_YOUR OBJECTIVE_:
Retype all of the data that follows, line for line.

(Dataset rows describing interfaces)
========================================================================

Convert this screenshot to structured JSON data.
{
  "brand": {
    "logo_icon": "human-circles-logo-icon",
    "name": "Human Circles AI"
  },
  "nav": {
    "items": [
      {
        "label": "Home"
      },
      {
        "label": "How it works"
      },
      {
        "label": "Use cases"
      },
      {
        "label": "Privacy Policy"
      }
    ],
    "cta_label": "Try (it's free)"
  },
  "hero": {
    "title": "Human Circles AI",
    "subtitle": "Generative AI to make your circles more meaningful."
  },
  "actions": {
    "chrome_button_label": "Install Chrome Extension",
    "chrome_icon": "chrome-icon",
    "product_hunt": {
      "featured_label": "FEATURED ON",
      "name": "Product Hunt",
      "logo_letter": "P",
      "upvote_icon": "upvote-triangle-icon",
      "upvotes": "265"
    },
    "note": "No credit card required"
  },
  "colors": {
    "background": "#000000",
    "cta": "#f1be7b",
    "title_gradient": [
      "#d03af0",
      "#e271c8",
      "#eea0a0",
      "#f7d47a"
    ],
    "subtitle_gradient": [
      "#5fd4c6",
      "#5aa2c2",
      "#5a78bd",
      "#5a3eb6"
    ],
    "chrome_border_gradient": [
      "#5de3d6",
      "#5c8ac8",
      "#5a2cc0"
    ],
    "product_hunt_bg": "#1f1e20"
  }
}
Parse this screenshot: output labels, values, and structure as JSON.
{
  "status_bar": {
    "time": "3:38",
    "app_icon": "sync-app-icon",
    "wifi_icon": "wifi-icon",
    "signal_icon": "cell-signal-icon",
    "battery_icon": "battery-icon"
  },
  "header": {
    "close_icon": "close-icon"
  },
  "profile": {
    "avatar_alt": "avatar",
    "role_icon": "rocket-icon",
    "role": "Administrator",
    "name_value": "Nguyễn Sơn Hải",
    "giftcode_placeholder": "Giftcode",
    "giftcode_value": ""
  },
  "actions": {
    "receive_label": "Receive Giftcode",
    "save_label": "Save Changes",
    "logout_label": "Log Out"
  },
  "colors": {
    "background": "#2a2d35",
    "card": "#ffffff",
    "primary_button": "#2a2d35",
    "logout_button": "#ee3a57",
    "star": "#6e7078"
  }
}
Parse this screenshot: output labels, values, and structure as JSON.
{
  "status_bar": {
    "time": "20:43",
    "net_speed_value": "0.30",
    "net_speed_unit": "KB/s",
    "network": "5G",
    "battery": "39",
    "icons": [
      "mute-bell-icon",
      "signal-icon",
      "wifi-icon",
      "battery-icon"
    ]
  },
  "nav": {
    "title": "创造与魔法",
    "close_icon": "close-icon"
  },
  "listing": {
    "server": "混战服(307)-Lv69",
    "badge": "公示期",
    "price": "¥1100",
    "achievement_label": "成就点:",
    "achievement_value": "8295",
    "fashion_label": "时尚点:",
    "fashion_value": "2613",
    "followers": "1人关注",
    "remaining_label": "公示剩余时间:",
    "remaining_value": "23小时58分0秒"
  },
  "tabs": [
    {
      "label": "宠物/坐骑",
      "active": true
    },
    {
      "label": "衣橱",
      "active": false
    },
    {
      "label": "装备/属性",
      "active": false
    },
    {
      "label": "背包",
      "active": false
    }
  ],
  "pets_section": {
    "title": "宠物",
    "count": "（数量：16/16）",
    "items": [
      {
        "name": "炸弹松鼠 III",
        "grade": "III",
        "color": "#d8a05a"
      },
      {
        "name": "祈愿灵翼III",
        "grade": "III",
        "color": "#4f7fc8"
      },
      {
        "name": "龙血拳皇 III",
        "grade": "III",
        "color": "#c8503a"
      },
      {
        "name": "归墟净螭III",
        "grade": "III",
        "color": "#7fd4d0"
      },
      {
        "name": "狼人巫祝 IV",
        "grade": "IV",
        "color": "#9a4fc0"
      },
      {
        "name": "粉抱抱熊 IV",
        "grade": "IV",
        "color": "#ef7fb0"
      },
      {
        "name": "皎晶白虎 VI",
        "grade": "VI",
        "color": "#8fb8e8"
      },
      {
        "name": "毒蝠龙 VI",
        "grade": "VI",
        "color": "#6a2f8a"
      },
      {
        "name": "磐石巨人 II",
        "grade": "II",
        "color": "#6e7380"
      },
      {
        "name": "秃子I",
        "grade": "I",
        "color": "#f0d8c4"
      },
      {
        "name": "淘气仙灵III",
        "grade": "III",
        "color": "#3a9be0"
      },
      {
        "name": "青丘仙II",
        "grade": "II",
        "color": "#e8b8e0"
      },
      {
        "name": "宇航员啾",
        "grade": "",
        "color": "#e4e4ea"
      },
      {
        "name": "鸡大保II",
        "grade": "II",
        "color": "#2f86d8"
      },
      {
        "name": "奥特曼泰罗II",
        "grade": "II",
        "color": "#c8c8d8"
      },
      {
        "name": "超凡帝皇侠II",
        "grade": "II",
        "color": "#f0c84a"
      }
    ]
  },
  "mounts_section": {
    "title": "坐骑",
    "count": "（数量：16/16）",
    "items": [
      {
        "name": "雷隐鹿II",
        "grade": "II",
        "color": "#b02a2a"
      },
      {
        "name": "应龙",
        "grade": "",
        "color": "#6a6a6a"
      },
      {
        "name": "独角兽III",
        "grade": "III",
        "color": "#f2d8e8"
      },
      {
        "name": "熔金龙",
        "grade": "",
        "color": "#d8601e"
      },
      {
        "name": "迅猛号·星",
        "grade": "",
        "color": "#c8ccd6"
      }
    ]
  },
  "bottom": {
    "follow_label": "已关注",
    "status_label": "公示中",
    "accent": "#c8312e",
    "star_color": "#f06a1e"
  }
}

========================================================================

_EXERCISE OUTPUT_:
Convert this screenshot to structured JSON data.
{
  "brand": {
    "logo_icon": "human-circles-logo-icon",
    "name": "Human Circles AI"
  },
  "nav": {
    "items": [
      {
        "label": "Home"
      },
      {
        "label": "How it works"
      },
      {
        "label": "Use cases"
      },
      {
        "label": "Privacy Policy"
      }
    ],
    "cta_label": "Try (it's free)"
  },
  "hero": {
    "title": "Human Circles AI",
    "subtitle": "Generative AI to make your circles more meaningful."
  },
  "actions": {
    "chrome_button_label": "Install Chrome Extension",
    "chrome_icon": "chrome-icon",
    "product_hunt": {
      "featured_label": "FEATURED ON",
      "name": "Product Hunt",
      "logo_letter": "P",
      "upvote_icon": "upvote-triangle-icon",
      "upvotes": "265"
    },
    "note": "No credit card required"
  },
  "colors": {
    "background": "#000000",
    "cta": "#f1be7b",
    "title_gradient": [
      "#d03af0",
      "#e271c8",
      "#eea0a0",
      "#f7d47a"
    ],
    "subtitle_gradient": [
      "#5fd4c6",
      "#5aa2c2",
      "#5a78bd",
      "#5a3eb6"
    ],
    "chrome_border_gradient": [
      "#5de3d6",
      "#5c8ac8",
      "#5a2cc0"
    ],
    "product_hunt_bg": "#1f1e20"
  }
}
Parse this screenshot: output labels, values, and structure as JSON.
{
  "status_bar": {
    "time": "3:38",
    "app_icon": "sync-app-icon",
    "wifi_icon": "wifi-icon",
    "signal_icon": "cell-signal-icon",
    "battery_icon": "battery-icon"
  },
  "header": {
    "close_icon": "close-icon"
  },
  "profile": {
    "avatar_alt": "avatar",
    "role_icon": "rocket-icon",
    "role": "Administrator",
    "name_value": "Nguyễn Sơn Hải",
    "giftcode_placeholder": "Giftcode",
    "giftcode_value": ""
  },
  "actions": {
    "receive_label": "Receive Giftcode",
    "save_label": "Save Changes",
    "logout_label": "Log Out"
  },
  "colors": {
    "background": "#2a2d35",
    "card": "#ffffff",
    "primary_button": "#2a2d35",
    "logout_button": "#ee3a57",
    "star": "#6e7078"
  }
}
Parse this screenshot: output labels, values, and structure as JSON.
{
  "status_bar": {
    "time": "20:43",
    "net_speed_value": "0.30",
    "net_speed_unit": "KB/s",
    "network": "5G",
    "battery": "39",
    "icons": [
      "mute-bell-icon",
      "signal-icon",
      "wifi-icon",
      "battery-icon"
    ]
  },
  "nav": {
    "title": "创造与魔法",
    "close_icon": "close-icon"
  },
  "listing": {
    "server": "混战服(307)-Lv69",
    "badge": "公示期",
    "price": "¥1100",
    "achievement_label": "成就点:",
    "achievement_value": "8295",
    "fashion_label": "时尚点:",
    "fashion_value": "2613",
    "followers": "1人关注",
    "remaining_label": "公示剩余时间:",
    "remaining_value": "23小时58分0秒"
  },
  "tabs": [
    {
      "label": "宠物/坐骑",
      "active": true
    },
    {
      "label": "衣橱",
      "active": false
    },
    {
      "label": "装备/属性",
      "active": false
    },
    {
      "label": "背包",
      "active": false
    }
  ],
  "pets_section": {
    "title": "宠物",
    "count": "（数量：16/16）",
    "items": [
      {
        "name": "炸弹松鼠 III",
        "grade": "III",
        "color": "#d8a05a"
      },
      {
        "name": "祈愿灵翼III",
        "grade": "III",
        "color": "#4f7fc8"
      },
      {
        "name": "龙血拳皇 III",
        "grade": "III",
        "color": "#c8503a"
      },
      {
        "name": "归墟净螭III",
        "grade": "III",
        "color": "#7fd4d0"
      },
      {
        "name": "狼人巫祝 IV",
        "grade": "IV",
        "color": "#9a4fc0"
      },
      {
        "name": "粉抱抱熊 IV",
        "grade": "IV",
        "color": "#ef7fb0"
      },
      {
        "name": "皎晶白虎 VI",
        "grade": "VI",
        "color": "#8fb8e8"
      },
      {
        "name": "毒蝠龙 VI",
        "grade": "VI",
        "color": "#6a2f8a"
      },
      {
        "name": "磐石巨人 II",
        "grade": "II",
        "color": "#6e7380"
      },
      {
        "name": "秃子I",
        "grade": "I",
        "color": "#f0d8c4"
      },
      {
        "name": "淘气仙灵III",
        "grade": "III",
        "color": "#3a9be0"
      },
      {
        "name": "青丘仙II",
        "grade": "II",
        "color": "#e8b8e0"
      },
      {
        "name": "宇航员啾",
        "grade": "",
        "color": "#e4e4ea"
      },
      {
        "name": "鸡大保II",
        "grade": "II",
        "color": "#2f86d8"
      },
      {
        "name": "奥特曼泰罗II",
        "grade": "II",
        "color": "#c8c8d8"
      },
      {
        "name": "超凡帝皇侠II",
        "grade": "II",
        "color": "#f0c84a"
      }
    ]
  },
  "mounts_section": {
    "title": "坐骑",
    "count": "（数量：16/16）",
    "items": [
      {
        "name": "雷隐鹿II",
        "grade": "II",
        "color": "#b02a2a"
      },
      {
        "name": "应龙",
        "grade": "",
        "color": "#6a6a6a"
      },
      {
        "name": "独角兽III",
        "grade": "III",
        "color": "#f2d8e8"
      },
      {
        "name": "熔金龙",
        "grade": "",
        "color": "#d8601e"
      },
      {
        "name": "迅猛号·星",
        "grade": "",
        "color": "#c8ccd6"
      }
    ]
  },
  "bottom": {
    "follow_label": "已关注",
    "status_label": "公示中",
    "accent": "#c8312e",
    "star_color": "#f06a1e"
  }
}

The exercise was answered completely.